The Finance Ministry has increased the rates by up to half a percentage point for 2012-13 on various small saving schemes.
But, despite this increase, rates on the small savings are still lower than interest rate on bank deposits.
The average rate on bank deposits with varying maturity is 8.5 to 9.25 per cent. The new rates on small savings (except 5-year senior citizen saving schemes) would be in the range of 8.2 to 8.9 per cent.
In an order issued here on Monday, the Ministry of Finance said that the new rates will be effective from April 1, 2012. The rates have been revised on the basis of change in the rates on Government Securities (G-Sec). This has been done on the recommendations made by the Shyamala Gopinath Committee.
People investing in one-year time deposits will gain the most, as the rate here has gone up by maximum of half percentage point, while NSC and PPF depositors will benefit by 20 basis points. There has been no change on savings deposits without any fixed maturity.
Small savings, despite tax incentives, have not been a favourite with small depositors. Experts believe that one of the reasons for this is the lower interest rates in comparison with other instruments available. Hence, there has been net outflow from the small savings.

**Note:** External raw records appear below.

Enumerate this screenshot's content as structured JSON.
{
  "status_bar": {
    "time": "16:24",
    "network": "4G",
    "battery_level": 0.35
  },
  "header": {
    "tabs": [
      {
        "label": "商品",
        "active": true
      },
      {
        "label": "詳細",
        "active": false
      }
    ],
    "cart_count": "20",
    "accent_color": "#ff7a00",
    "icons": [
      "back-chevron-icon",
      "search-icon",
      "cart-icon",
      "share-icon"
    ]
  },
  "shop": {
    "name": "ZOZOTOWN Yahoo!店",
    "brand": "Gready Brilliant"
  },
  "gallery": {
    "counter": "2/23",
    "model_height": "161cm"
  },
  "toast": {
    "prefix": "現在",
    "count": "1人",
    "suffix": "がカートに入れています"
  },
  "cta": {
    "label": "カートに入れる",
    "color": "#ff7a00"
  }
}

According to the revised estimate given in the Budget, the net outflow is likely to be over Rs 10,000 crore during 2011-12. During 2012-13, the Finance Ministry estimates there will be net inflow of nearly Rs 1,200 crore.
Courtesy: The Hindu Business Line